### Work order
Word for word, reproduce all of the entries shown below.

### Data for this exercise

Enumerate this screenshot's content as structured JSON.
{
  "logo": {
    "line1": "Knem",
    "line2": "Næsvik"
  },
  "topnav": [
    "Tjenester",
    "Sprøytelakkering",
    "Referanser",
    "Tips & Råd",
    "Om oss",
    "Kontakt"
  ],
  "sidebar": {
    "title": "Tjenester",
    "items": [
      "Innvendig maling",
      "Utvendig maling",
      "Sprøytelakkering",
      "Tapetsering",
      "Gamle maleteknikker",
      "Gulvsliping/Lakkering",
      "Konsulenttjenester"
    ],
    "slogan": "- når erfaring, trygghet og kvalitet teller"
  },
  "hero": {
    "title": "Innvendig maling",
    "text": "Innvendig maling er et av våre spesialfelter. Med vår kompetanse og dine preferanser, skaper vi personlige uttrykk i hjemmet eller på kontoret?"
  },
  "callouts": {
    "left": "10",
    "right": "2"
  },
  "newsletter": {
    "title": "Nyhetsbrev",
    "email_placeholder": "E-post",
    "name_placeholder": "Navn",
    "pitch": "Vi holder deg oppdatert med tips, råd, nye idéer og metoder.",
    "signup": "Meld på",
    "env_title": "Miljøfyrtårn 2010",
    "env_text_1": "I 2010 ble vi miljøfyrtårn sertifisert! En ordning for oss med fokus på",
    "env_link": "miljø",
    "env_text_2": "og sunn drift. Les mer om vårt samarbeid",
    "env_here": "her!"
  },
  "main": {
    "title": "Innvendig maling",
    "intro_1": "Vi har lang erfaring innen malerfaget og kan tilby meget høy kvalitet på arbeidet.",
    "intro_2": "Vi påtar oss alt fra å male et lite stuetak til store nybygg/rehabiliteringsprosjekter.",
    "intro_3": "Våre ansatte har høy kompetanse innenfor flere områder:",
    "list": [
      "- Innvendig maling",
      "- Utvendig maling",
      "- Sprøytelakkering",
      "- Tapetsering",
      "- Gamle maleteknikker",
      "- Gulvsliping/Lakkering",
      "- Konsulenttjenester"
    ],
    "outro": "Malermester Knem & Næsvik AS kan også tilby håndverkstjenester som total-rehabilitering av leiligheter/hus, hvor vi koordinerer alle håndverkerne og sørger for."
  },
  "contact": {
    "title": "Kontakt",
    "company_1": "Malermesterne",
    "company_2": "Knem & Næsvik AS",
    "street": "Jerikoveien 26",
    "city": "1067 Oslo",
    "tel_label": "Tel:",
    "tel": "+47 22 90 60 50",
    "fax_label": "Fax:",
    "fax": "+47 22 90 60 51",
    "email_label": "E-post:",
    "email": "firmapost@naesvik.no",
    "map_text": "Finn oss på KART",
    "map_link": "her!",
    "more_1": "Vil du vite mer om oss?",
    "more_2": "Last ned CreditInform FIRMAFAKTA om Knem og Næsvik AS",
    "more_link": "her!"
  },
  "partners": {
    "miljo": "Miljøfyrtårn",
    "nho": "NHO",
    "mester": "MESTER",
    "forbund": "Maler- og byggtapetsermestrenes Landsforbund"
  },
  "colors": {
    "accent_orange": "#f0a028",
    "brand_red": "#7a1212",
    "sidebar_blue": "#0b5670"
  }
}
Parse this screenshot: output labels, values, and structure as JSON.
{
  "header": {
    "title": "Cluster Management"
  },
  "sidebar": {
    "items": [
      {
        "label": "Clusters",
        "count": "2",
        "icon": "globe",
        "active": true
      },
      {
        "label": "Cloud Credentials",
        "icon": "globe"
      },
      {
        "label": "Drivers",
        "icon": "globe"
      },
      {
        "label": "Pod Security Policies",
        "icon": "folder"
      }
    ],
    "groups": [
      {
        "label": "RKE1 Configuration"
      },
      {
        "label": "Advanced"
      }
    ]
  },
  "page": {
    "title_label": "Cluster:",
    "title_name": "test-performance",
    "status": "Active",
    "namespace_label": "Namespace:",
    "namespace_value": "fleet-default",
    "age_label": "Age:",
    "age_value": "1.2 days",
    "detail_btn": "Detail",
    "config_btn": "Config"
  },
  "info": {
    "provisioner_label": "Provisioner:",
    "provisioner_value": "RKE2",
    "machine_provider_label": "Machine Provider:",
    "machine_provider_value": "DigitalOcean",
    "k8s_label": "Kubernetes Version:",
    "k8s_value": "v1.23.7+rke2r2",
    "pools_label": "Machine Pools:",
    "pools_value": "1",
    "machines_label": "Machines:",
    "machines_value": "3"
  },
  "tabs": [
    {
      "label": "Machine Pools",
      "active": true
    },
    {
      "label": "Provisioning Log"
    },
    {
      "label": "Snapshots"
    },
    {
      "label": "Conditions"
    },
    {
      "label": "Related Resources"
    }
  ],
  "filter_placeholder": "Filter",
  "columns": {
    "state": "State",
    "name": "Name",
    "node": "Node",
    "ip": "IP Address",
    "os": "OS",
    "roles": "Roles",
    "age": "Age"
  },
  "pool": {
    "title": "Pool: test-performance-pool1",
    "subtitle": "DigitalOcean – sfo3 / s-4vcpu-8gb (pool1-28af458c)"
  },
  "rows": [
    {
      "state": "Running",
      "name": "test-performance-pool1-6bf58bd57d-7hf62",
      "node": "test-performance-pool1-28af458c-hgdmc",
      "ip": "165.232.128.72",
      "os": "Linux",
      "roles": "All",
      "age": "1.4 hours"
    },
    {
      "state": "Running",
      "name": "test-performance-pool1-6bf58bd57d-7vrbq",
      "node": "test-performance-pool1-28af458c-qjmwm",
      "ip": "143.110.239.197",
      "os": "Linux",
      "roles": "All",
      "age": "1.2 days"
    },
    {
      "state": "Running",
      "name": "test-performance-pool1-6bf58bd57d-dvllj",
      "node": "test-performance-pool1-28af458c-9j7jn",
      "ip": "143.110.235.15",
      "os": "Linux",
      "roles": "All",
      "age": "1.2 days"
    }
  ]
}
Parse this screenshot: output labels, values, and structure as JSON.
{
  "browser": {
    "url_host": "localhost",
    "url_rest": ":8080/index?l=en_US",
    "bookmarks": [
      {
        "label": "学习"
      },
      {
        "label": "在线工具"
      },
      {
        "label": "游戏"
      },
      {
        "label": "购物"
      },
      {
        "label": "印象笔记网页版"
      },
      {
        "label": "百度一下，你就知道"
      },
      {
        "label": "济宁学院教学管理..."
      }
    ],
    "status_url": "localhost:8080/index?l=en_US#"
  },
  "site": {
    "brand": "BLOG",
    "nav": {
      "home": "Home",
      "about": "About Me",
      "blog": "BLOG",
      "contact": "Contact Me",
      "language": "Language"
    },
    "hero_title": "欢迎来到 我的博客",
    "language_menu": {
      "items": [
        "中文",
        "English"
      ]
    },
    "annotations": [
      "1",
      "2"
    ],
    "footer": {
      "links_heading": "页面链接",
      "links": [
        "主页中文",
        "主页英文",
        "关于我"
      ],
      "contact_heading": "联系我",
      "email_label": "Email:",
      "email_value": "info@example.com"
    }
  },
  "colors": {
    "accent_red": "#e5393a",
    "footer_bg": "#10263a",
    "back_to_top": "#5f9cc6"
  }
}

### Response to the exercise
Enumerate this screenshot's content as structured JSON.
{
  "logo": {
    "line1": "Knem",
    "line2": "Næsvik"
  },
  "topnav": [
    "Tjenester",
    "Sprøytelakkering",
    "Referanser",
    "Tips & Råd",
    "Om oss",
    "Kontakt"
  ],
  "sidebar": {
    "title": "Tjenester",
    "items": [
      "Innvendig maling",
      "Utvendig maling",
      "Sprøytelakkering",
      "Tapetsering",
      "Gamle maleteknikker",
      "Gulvsliping/Lakkering",
      "Konsulenttjenester"
    ],
    "slogan": "- når erfaring, trygghet og kvalitet teller"
  },
  "hero": {
    "title": "Innvendig maling",
    "text": "Innvendig maling er et av våre spesialfelter. Med vår kompetanse og dine preferanser, skaper vi personlige uttrykk i hjemmet eller på kontoret?"
  },
  "callouts": {
    "left": "10",
    "right": "2"
  },
  "newsletter": {
    "title": "Nyhetsbrev",
    "email_placeholder": "E-post",
    "name_placeholder": "Navn",
    "pitch": "Vi holder deg oppdatert med tips, råd, nye idéer og metoder.",
    "signup": "Meld på",
    "env_title": "Miljøfyrtårn 2010",
    "env_text_1": "I 2010 ble vi miljøfyrtårn sertifisert! En ordning for oss med fokus på",
    "env_link": "miljø",
    "env_text_2": "og sunn drift. Les mer om vårt samarbeid",
    "env_here": "her!"
  },
  "main": {
    "title": "Innvendig maling",
    "intro_1": "Vi har lang erfaring innen malerfaget og kan tilby meget høy kvalitet på arbeidet.",
    "intro_2": "Vi påtar oss alt fra å male et lite stuetak til store nybygg/rehabiliteringsprosjekter.",
    "intro_3": "Våre ansatte har høy kompetanse innenfor flere områder:",
    "list": [
      "- Innvendig maling",
      "- Utvendig maling",
      "- Sprøytelakkering",
      "- Tapetsering",
      "- Gamle maleteknikker",
      "- Gulvsliping/Lakkering",
      "- Konsulenttjenester"
    ],
    "outro": "Malermester Knem & Næsvik AS kan også tilby håndverkstjenester som total-rehabilitering av leiligheter/hus, hvor vi koordinerer alle håndverkerne og sørger for."
  },
  "contact": {
    "title": "Kontakt",
    "company_1": "Malermesterne",
    "company_2": "Knem & Næsvik AS",
    "street": "Jerikoveien 26",
    "city": "1067 Oslo",
    "tel_label": "Tel:",
    "tel": "+47 22 90 60 50",
    "fax_label": "Fax:",
    "fax": "+47 22 90 60 51",
    "email_label": "E-post:",
    "email": "firmapost@naesvik.no",
    "map_text": "Finn oss på KART",
    "map_link": "her!",
    "more_1": "Vil du vite mer om oss?",
    "more_2": "Last ned CreditInform FIRMAFAKTA om Knem og Næsvik AS",
    "more_link": "her!"
  },
  "partners": {
    "miljo": "Miljøfyrtårn",
    "nho": "NHO",
    "mester": "MESTER",
    "forbund": "Maler- og byggtapetsermestrenes Landsforbund"
  },
  "colors": {
    "accent_orange": "#f0a028",
    "brand_red": "#7a1212",
    "sidebar_blue": "#0b5670"
  }
}
Parse this screenshot: output labels, values, and structure as JSON.
{
  "header": {
    "title": "Cluster Management"
  },
  "sidebar": {
    "items": [
      {
        "label": "Clusters",
        "count": "2",
        "icon": "globe",
        "active": true
      },
      {
        "label": "Cloud Credentials",
        "icon": "globe"
      },
      {
        "label": "Drivers",
        "icon": "globe"
      },
      {
        "label": "Pod Security Policies",
        "icon": "folder"
      }
    ],
    "groups": [
      {
        "label": "RKE1 Configuration"
      },
      {
        "label": "Advanced"
      }
    ]
  },
  "page": {
    "title_label": "Cluster:",
    "title_name": "test-performance",
    "status": "Active",
    "namespace_label": "Namespace:",
    "namespace_value": "fleet-default",
    "age_label": "Age:",
    "age_value": "1.2 days",
    "detail_btn": "Detail",
    "config_btn": "Config"
  },
  "info": {
    "provisioner_label": "Provisioner:",
    "provisioner_value": "RKE2",
    "machine_provider_label": "Machine Provider:",
    "machine_provider_value": "DigitalOcean",
    "k8s_label": "Kubernetes Version:",
    "k8s_value": "v1.23.7+rke2r2",
    "pools_label": "Machine Pools:",
    "pools_value": "1",
    "machines_label": "Machines:",
    "machines_value": "3"
  },
  "tabs": [
    {
      "label": "Machine Pools",
      "active": true
    },
    {
      "label": "Provisioning Log"
    },
    {
      "label": "Snapshots"
    },
    {
      "label": "Conditions"
    },
    {
      "label": "Related Resources"
    }
  ],
  "filter_placeholder": "Filter",
  "columns": {
    "state": "State",
    "name": "Name",
    "node": "Node",
    "ip": "IP Address",
    "os": "OS",
    "roles": "Roles",
    "age": "Age"
  },
  "pool": {
    "title": "Pool: test-performance-pool1",
    "subtitle": "DigitalOcean – sfo3 / s-4vcpu-8gb (pool1-28af458c)"
  },
  "rows": [
    {
      "state": "Running",
      "name": "test-performance-pool1-6bf58bd57d-7hf62",
      "node": "test-performance-pool1-28af458c-hgdmc",
      "ip": "165.232.128.72",
      "os": "Linux",
      "roles": "All",
      "age": "1.4 hours"
    },
    {
      "state": "Running",
      "name": "test-performance-pool1-6bf58bd57d-7vrbq",
      "node": "test-performance-pool1-28af458c-qjmwm",
      "ip": "143.110.239.197",
      "os": "Linux",
      "roles": "All",
      "age": "1.2 days"
    },
    {
      "state": "Running",
      "name": "test-performance-pool1-6bf58bd57d-dvllj",
      "node": "test-performance-pool1-28af458c-9j7jn",
      "ip": "143.110.235.15",
      "os": "Linux",
      "roles": "All",
      "age": "1.2 days"
    }
  ]
}
Parse this screenshot: output labels, values, and structure as JSON.
{
  "browser": {
    "url_host": "localhost",
    "url_rest": ":8080/index?l=en_US",
    "bookmarks": [
      {
        "label": "学习"
      },
      {
        "label": "在线工具"
      },
      {
        "label": "游戏"
      },
      {
        "label": "购物"
      },
      {
        "label": "印象笔记网页版"
      },
      {
        "label": "百度一下，你就知道"
      },
      {
        "label": "济宁学院教学管理..."
      }
    ],
    "status_url": "localhost:8080/index?l=en_US#"
  },
  "site": {
    "brand": "BLOG",
    "nav": {
      "home": "Home",
      "about": "About Me",
      "blog": "BLOG",
      "contact": "Contact Me",
      "language": "Language"
    },
    "hero_title": "欢迎来到 我的博客",
    "language_menu": {
      "items": [
        "中文",
        "English"
      ]
    },
    "annotations": [
      "1",
      "2"
    ],
    "footer": {
      "links_heading": "页面链接",
      "links": [
        "主页中文",
        "主页英文",
        "关于我"
      ],
      "contact_heading": "联系我",
      "email_label": "Email:",
      "email_value": "info@example.com"
    }
  },
  "colors": {
    "accent_red": "#e5393a",
    "footer_bg": "#10263a",
    "back_to_top": "#5f9cc6"
  }
}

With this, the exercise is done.